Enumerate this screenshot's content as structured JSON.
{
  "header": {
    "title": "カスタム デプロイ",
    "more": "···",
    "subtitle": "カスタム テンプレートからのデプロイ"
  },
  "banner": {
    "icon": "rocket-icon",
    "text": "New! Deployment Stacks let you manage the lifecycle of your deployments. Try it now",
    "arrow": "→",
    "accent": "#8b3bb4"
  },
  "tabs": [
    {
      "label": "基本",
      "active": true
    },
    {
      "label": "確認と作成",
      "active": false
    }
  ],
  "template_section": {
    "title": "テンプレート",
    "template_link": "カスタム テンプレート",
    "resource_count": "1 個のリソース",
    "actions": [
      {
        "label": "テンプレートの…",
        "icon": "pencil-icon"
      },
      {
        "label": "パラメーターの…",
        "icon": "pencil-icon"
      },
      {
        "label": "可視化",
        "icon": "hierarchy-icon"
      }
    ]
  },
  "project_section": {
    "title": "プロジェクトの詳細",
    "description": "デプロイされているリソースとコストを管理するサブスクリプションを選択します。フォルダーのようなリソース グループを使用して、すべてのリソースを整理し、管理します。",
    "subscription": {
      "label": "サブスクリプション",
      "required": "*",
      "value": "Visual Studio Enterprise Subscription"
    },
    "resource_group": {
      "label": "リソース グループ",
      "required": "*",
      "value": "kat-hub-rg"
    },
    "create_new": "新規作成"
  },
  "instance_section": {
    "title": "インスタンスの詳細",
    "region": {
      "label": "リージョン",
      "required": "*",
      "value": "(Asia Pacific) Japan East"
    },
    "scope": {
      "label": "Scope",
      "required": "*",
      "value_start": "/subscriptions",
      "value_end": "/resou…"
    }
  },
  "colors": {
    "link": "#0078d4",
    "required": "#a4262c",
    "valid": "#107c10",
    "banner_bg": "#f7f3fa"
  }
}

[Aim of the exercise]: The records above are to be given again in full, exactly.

[Answer to this exercise]:
Enumerate this screenshot's content as structured JSON.
{
  "header": {
    "title": "カスタム デプロイ",
    "more": "···",
    "subtitle": "カスタム テンプレートからのデプロイ"
  },
  "banner": {
    "icon": "rocket-icon",
    "text": "New! Deployment Stacks let you manage the lifecycle of your deployments. Try it now",
    "arrow": "→",
    "accent": "#8b3bb4"
  },
  "tabs": [
    {
      "label": "基本",
      "active": true
    },
    {
      "label": "確認と作成",
      "active": false
    }
  ],
  "template_section": {
    "title": "テンプレート",
    "template_link": "カスタム テンプレート",
    "resource_count": "1 個のリソース",
    "actions": [
      {
        "label": "テンプレートの…",
        "icon": "pencil-icon"
      },
      {
        "label": "パラメーターの…",
        "icon": "pencil-icon"
      },
      {
        "label": "可視化",
        "icon": "hierarchy-icon"
      }
    ]
  },
  "project_section": {
    "title": "プロジェクトの詳細",
    "description": "デプロイされているリソースとコストを管理するサブスクリプションを選択します。フォルダーのようなリソース グループを使用して、すべてのリソースを整理し、管理します。",
    "subscription": {
      "label": "サブスクリプション",
      "required": "*",
      "value": "Visual Studio Enterprise Subscription"
    },
    "resource_group": {
      "label": "リソース グループ",
      "required": "*",
      "value": "kat-hub-rg"
    },
    "create_new": "新規作成"
  },
  "instance_section": {
    "title": "インスタンスの詳細",
    "region": {
      "label": "リージョン",
      "required": "*",
      "value": "(Asia Pacific) Japan East"
    },
    "scope": {
      "label": "Scope",
      "required": "*",
      "value_start": "/subscriptions",
      "value_end": "/resou…"
    }
  },
  "colors": {
    "link": "#0078d4",
    "required": "#a4262c",
    "valid": "#107c10",
    "banner_bg": "#f7f3fa"
  }
}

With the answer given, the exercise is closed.